● Page and application data records
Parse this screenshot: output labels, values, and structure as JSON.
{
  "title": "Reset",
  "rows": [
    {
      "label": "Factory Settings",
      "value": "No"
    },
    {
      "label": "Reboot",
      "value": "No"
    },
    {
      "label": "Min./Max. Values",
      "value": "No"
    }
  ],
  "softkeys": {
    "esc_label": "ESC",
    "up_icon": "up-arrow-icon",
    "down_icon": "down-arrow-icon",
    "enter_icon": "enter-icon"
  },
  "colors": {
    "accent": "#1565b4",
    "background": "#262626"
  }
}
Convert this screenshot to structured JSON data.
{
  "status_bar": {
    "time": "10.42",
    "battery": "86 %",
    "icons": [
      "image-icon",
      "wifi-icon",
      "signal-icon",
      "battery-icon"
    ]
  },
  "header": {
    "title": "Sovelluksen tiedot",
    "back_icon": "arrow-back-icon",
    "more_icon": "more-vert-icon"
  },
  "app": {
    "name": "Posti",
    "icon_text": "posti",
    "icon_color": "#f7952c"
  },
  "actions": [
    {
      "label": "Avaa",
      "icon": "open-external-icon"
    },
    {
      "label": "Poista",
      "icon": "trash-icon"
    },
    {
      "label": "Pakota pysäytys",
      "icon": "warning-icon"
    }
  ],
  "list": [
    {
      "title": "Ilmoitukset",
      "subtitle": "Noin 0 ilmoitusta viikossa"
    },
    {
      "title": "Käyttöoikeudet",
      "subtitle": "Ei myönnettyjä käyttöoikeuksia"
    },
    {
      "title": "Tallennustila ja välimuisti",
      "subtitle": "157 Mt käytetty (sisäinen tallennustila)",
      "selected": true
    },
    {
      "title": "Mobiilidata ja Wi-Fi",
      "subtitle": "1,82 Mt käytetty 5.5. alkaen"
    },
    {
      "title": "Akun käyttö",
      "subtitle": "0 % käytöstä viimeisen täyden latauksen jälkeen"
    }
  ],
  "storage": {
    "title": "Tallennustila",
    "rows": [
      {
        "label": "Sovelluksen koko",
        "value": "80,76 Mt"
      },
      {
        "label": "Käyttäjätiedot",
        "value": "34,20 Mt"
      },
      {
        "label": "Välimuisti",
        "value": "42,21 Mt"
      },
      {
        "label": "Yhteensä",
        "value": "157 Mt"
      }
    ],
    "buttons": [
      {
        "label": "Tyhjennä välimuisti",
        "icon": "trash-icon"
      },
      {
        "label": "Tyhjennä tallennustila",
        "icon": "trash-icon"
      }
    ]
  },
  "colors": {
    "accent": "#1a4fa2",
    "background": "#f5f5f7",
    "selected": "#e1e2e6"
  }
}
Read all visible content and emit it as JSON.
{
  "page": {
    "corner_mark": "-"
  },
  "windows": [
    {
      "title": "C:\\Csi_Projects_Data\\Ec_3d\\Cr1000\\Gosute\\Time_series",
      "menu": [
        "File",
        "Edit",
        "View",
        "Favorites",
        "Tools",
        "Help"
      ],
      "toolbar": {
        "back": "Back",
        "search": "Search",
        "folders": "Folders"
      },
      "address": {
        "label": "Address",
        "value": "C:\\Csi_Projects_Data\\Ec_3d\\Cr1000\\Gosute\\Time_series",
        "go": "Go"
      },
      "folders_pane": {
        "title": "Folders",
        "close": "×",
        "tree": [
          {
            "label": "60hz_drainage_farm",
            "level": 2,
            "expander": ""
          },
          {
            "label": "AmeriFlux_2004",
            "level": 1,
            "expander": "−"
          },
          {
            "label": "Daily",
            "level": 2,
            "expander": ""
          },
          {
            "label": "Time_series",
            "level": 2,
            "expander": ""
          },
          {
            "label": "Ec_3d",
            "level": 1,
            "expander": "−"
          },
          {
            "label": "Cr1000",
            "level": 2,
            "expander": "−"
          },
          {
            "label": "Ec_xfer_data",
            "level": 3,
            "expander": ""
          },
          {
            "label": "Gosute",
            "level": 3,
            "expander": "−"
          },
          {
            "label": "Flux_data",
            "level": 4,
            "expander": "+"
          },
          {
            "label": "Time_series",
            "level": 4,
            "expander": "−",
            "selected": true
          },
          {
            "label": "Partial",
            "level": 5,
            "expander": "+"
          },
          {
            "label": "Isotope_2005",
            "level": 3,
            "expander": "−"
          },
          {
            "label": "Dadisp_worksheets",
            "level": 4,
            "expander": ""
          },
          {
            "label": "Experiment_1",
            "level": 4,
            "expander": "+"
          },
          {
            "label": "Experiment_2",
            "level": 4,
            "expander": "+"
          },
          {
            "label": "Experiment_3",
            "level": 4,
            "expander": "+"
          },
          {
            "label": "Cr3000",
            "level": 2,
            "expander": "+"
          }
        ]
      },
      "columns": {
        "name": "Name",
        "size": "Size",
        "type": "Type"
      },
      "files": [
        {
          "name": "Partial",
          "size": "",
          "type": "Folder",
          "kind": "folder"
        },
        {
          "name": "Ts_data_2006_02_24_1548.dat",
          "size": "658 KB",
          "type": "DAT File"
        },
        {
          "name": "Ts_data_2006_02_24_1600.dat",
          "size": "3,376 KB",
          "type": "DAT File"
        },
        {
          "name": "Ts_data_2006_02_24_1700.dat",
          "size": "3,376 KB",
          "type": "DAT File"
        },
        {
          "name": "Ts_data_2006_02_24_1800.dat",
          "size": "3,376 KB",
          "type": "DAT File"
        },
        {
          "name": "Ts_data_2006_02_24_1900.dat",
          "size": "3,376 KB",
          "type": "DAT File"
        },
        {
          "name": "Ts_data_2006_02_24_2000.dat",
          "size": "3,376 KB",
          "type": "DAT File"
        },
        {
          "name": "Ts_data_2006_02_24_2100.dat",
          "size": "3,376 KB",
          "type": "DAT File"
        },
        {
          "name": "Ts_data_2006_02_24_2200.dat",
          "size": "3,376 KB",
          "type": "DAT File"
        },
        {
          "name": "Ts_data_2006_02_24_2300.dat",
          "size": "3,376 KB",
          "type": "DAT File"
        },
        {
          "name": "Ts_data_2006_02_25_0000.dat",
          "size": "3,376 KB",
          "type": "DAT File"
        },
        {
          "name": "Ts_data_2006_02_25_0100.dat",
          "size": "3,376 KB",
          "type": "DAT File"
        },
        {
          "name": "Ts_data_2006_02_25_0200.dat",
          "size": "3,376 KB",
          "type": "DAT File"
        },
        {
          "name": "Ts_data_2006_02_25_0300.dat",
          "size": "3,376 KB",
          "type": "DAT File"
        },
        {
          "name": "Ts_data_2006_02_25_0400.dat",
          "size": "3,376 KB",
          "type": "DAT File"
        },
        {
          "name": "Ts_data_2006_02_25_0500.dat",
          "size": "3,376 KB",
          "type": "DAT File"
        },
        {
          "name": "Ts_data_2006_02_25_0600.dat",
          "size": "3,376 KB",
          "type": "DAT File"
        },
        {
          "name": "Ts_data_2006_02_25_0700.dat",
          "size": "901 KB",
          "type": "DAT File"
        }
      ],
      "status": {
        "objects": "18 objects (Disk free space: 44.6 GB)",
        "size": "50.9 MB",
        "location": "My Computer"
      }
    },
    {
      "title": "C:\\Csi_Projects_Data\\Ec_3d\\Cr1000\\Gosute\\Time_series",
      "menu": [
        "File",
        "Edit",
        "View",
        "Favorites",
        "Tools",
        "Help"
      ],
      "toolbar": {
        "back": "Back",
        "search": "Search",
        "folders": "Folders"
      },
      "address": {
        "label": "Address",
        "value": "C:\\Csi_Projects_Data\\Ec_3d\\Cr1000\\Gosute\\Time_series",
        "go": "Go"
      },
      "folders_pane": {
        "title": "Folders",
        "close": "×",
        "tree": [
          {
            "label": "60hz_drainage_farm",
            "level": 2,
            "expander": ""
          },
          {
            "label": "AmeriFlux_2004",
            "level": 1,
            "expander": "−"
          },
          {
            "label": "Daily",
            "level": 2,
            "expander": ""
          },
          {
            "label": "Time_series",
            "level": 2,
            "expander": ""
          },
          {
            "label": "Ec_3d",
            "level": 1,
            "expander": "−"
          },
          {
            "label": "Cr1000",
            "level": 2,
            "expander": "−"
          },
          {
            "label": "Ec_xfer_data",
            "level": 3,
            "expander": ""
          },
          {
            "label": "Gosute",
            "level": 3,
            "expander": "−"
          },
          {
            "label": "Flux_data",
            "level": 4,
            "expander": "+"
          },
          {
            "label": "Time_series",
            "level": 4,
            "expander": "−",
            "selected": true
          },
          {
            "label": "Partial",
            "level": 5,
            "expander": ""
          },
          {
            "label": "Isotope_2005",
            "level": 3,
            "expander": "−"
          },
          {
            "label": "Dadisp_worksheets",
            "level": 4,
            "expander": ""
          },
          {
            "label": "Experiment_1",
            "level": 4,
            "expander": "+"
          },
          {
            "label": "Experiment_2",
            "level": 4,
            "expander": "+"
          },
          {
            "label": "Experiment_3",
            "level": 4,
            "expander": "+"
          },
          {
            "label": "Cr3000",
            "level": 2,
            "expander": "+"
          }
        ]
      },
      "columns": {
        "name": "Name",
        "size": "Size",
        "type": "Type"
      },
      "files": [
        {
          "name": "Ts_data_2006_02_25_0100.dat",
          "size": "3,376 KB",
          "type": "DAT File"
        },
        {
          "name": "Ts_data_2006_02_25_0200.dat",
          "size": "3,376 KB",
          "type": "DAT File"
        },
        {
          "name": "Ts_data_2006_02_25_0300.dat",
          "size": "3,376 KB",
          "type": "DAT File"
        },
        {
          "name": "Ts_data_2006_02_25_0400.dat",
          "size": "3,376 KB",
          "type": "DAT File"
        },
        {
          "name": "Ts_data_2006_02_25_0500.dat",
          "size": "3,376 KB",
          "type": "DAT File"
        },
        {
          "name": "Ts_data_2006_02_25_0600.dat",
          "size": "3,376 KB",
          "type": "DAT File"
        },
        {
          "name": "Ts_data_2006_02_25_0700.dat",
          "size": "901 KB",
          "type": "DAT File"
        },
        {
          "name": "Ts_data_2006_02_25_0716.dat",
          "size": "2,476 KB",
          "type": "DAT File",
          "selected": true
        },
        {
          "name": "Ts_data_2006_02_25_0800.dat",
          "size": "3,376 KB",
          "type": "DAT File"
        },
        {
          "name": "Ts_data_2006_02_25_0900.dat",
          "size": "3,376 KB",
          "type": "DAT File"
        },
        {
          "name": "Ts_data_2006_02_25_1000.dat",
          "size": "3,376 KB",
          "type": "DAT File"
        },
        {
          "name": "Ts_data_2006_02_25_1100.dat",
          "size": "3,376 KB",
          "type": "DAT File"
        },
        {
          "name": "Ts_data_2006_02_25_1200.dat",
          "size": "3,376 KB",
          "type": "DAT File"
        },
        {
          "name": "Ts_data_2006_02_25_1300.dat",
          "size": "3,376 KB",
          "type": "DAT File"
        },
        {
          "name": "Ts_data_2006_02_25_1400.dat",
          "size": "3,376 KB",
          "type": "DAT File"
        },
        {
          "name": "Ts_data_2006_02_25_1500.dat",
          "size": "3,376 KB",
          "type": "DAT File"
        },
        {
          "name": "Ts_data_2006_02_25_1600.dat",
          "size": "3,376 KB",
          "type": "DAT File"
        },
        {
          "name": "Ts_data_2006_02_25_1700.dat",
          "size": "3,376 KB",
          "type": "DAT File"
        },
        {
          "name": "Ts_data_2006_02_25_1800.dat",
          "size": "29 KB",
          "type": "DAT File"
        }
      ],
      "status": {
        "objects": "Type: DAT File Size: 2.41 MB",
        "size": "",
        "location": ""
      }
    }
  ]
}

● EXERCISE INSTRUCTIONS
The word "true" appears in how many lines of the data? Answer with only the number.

● ANSWER TO THE EXERCISE
4